Given Seles's reclusiveness since her stabbing in Hamburg, Germany, two years ago, no detail of her visit had been left to chance. Her transport from the Chicago airport, her seat at a corner table facing the rest of the banquet room, the posting of a bodyguard (one guarding her back), all had been scripted. Seles entered the hall for the presentation of the awards, which honored courage in sports, only after the rest of the crowd had been seated. She was escorted down the aisle during the grand introductions. She was relaxed, even chatty, and everything went marvelously—until Seles and Bell joined the other stars onstage after the show, and members of the audience began abandoning their tables, pressing forward for a handshake, a bit of shouted conversation, perhaps an autograph from one of the celebrities.
"It was a deluge, just a rush of people, and I remember thinking, We didn't talk about that; we didn't practice that," says Bell's coach, Rhonda Bowen. "I could see it bothered Monica a lot. She got a little nervous. She started sweating. Her eyes got a little wide. She was getting very, very uncomfortable. Her manager finally said, 'It's time to go now.' "
That was in November. Seles didn't make another public appearance until last weekend.
If she was pessimistic at all, the thoughts were shoved deep inside her. Rather than acting like someone afraid of what might come down in a day or two in a courtroom half a world away, Monica Seles was acting almost buoyant. She traveled to Williamsburg, Va., last Friday to attend the opening of a tennis center at William & Mary that had been funded by a friend. She made the rounds of banquets and receptions. Then, discarding her past insistence on practicing in solitude, she even smacked some balls around on Sunday morning at William & Mary with a university administrator, apparently unbothered that 10 or 12 people had paused to watch.
When Monday finally broke and Seles caught a sunrise flight home to Sarasota, Fla., the day seemed to hold untold promise—a chance to put the agony of the last two years behind her. That is, until Seles telephoned her agent during a layover in Atlanta and was told that her assailant, Günter Parche, was again a free man. Falling into the arms of her mother, Esther, Seles began sobbing inconsolably. When Seles's throat unclenched enough for her to talk, her voice was tremulous and thin.
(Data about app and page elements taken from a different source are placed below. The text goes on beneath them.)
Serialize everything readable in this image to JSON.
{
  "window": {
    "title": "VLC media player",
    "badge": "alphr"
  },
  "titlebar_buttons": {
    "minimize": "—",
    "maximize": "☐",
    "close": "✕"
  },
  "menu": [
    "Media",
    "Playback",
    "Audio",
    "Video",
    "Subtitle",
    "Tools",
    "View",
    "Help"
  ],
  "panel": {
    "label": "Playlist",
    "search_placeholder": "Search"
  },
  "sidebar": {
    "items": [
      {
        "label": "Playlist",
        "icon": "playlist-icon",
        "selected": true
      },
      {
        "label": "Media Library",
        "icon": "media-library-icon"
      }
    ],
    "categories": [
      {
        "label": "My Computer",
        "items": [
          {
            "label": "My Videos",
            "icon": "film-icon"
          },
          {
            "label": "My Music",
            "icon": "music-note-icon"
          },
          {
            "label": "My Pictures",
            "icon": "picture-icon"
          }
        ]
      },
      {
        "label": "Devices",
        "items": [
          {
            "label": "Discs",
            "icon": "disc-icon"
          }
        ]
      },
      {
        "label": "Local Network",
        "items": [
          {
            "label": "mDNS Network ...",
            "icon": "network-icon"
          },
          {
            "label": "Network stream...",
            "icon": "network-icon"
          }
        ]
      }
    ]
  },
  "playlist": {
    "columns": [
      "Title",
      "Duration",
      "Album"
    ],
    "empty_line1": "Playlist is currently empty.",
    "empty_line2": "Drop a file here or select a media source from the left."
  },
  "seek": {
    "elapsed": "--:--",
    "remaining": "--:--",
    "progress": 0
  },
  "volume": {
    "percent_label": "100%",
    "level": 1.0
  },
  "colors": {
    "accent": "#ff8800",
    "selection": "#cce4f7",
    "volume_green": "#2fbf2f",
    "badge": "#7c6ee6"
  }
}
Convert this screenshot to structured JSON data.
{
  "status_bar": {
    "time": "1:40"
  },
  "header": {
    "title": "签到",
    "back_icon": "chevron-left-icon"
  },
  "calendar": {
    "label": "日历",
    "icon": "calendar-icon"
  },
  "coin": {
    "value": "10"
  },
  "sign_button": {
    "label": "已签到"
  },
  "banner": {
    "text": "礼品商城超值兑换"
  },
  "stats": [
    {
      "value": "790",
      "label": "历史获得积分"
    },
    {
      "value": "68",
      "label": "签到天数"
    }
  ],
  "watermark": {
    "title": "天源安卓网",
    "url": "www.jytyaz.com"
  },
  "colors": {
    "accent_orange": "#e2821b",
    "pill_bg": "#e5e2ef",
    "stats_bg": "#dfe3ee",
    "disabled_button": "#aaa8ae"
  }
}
She didn't linger on her obvious shock as she spoke to a reporter on the phone. By now, even the anger had been wrung out of her, replaced only by a plaintive question that Seles understandably asked again and again. "How can anyone say that it's O.K. to do what this man did to another human being?" Seles said into the phone, crying softly. "How can they say it's O.K.? I'm a human being."
How? The basic facts about the attack are undisputed. Parche, an unemployed German lathe operator, admits that he stalked Seles for days before stabbing her once in the shoulder, his two hands wrapped around the handle of a nine-inch boning knife. The attack occurred on April 30, 1993, during a tournament match at the Rothenbaum Tennis Club in Hamburg before 7,000 people. Parche said he assaulted Seles to restore his countrywoman, Steffi Graf, to the No. 1 world ranking that Seles had wrested away.
Yet when Parche's first trial concluded on Oct. 13, 1993, he received only a two-year suspended sentence. Judge Elke Bosse said then that she found Parche's promise to not hurt anyone again "absolutely believable," especially when buttressed by a court-appointed psychiatrist's opinion that Parche is "mentally diminished" but a low risk to be a repeat offender. After a 19-month wait, a new judge, Gertraut Göring, basically concurred, adding that Seles's refusal to testify was a determining factor, even though in testifying Seles would have had to sit with her back to the courtroom.
Suddenly, instead of the closure she sought, Seles was back where she was two years ago, trying to explain away the unexplainable through her terror and her heartbreak. "How can they have expected me to go back there and testify?" Seles said on Monday, her voice breaking again. "When I heard I would have to sit in the courtroom with my back to him, I knew it was the 100 percent absolute right decision. I mean, the man stabbed me.